Even WORSE numbers for homebirth! The homebirth death rate with an other-than-CNM midwife is now virtually TWO TIMES the higher risk hospital numbers, and more than three times the lower-risk CNM numbers. Keep in mind that homebirth midwives claim they work only with low-risk women. But wait, that 42nd week can get dicey! Totally ignoring the fact that most homebirth midwives claim there’s no expiration date on pregnancy, lets just take that out of the numbers. SURELY that must be the problem for homebirth midwives.



Hmmmm…nope!  While in all three cases above — while their numbers are slightly higher than CNMs working in the hospital — homebirth CNMs have a much more reasonable rate of death than other homebirth midwife death rates, which are yet again twice as high as higher risk hospital rates and more than three times as high as lower risk hospital rates.

Ahhh, but then we have another commentor, NaturalMamaNZ, who takes issue with my numbers. She complains that I have not properly accounted for confounding factors. Fair enough, she could be right. However, a confounding variable in this case would be high risk situations- but it’s quite an anomaly because midwives themselves accept high risk patients — all the while claiming to accept only low risk patients — and create high risk situations (remember, there’s no expiration date on pregnancy…) so there is really no way to seperate that from the data because that would be “cherry picking” good numbers, just like Johnson and Daviss did in NaturalmamaNZ’s favorite study. The data shows what it shows because of the current unregulation of midwifery and the carelessness in their want to accept patients of all levels of risk. Other confounding variables can easily be accounted for by changing the comparison groups to make them more alike. In this case, I changed the search criteria to include the same criteria Johnson and Daviss used – U.S. non-hispanic white neonates of 37 weeks + gestation. I further narrowed the criteria to women between the ages of 25 and 45 attended by the “other midwife” category, in order to remove any higher risk teen moms. I also only included those women with 12 years or more of education, meaning those who are, at a minimum, high school graduates.

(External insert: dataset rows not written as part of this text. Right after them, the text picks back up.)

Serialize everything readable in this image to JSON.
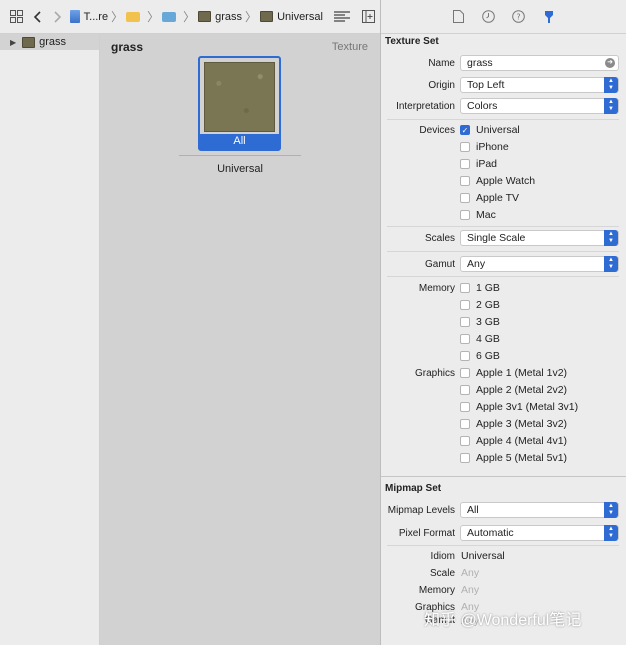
{
  "toolbar": {
    "crumbs": [
      "T...re",
      "",
      "",
      "grass",
      "Universal"
    ]
  },
  "outline": {
    "item": "grass"
  },
  "editor": {
    "title": "grass",
    "kind": "Texture",
    "slot_label": "All",
    "slot_caption": "Universal"
  },
  "inspector": {
    "texture_set": {
      "title": "Texture Set",
      "name_label": "Name",
      "name_value": "grass",
      "origin_label": "Origin",
      "origin_value": "Top Left",
      "interp_label": "Interpretation",
      "interp_value": "Colors",
      "devices_label": "Devices",
      "devices": [
        {
          "label": "Universal",
          "checked": true
        },
        {
          "label": "iPhone",
          "checked": false
        },
        {
          "label": "iPad",
          "checked": false
        },
        {
          "label": "Apple Watch",
          "checked": false
        },
        {
          "label": "Apple TV",
          "checked": false
        },
        {
          "label": "Mac",
          "checked": false
        }
      ],
      "scales_label": "Scales",
      "scales_value": "Single Scale",
      "gamut_label": "Gamut",
      "gamut_value": "Any",
      "memory_label": "Memory",
      "memory": [
        "1 GB",
        "2 GB",
        "3 GB",
        "4 GB",
        "6 GB"
      ],
      "graphics_label": "Graphics",
      "graphics": [
        "Apple 1 (Metal 1v2)",
        "Apple 2 (Metal 2v2)",
        "Apple 3v1 (Metal 3v1)",
        "Apple 3 (Metal 3v2)",
        "Apple 4 (Metal 4v1)",
        "Apple 5 (Metal 5v1)"
      ]
    },
    "mipmap_set": {
      "title": "Mipmap Set",
      "levels_label": "Mipmap Levels",
      "levels_value": "All",
      "pixel_label": "Pixel Format",
      "pixel_value": "Automatic",
      "idiom_label": "Idiom",
      "idiom_value": "Universal",
      "scale_label": "Scale",
      "scale_value": "Any",
      "memory_label": "Memory",
      "memory_value": "Any",
      "graphics_label": "Graphics",
      "graphics_value": "Any",
      "gamut_label": "Gamut",
      "gamut_value": "Any"
    }
  },
  "watermark": "知乎 @Wonderful笔记",
  "colors": {
    "accent": "#2e6bd3",
    "editor_bg": "#d2d2d2",
    "chrome_bg": "#ececec"
  }
}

WHAT? These numbers are even higher!!! Two times higher than the higher risk hospital births, the ones that include all caregivers, malpresentations, fatal birth defects, and so on,  and MORE THAN THREE times higher than those numbers for the low risk women who deliver with CNMs in the hospital.

But I can hear it now. “This must be a joke” will not stand for the fact that I left women up to age 45 in the group, because we all know they are higher risk. And those numbers include other potential confounders — single mothers, lack of prenatal care, twins, etc., etc. OK. Lets run these numbers, then: non-Hispanic white, singleton, 37 weeks + gestation neonates born to married women ages 25-39 with a minimum 12 years of schooling who started prenatal care before the 7th month of pregnancy. Surely these women — who are the epitome of the woman who hires a homebirth midwife in the US — will have stats that show that homebirth is safe!


I’m shocked. SHOCKED. (that’s sarcasm, for those of you who couldn’t tell. By the time I ran these numbers, I had ceased to find any of it shocking. I kept thinking I would be proven wrong with the next set, but alas, it wasn’t the case). These numbers are just as bad. Two times as high for the higher risk hospital births, and three times as high for the lower risk ones.

These numbers are sad. Yes, sad. They represent PREVENTABLE deaths.  Preventable by restricting the kinds of births that homebirth midwives can attend and requiring much higher standards for CPM/DEM education.  Or, better yet, doing away with CPMs and DEMs altogether and requiring a CNM to attend h0mebirths.

(Keep in mind that homebirth midwives claim they work only with low-risk women.)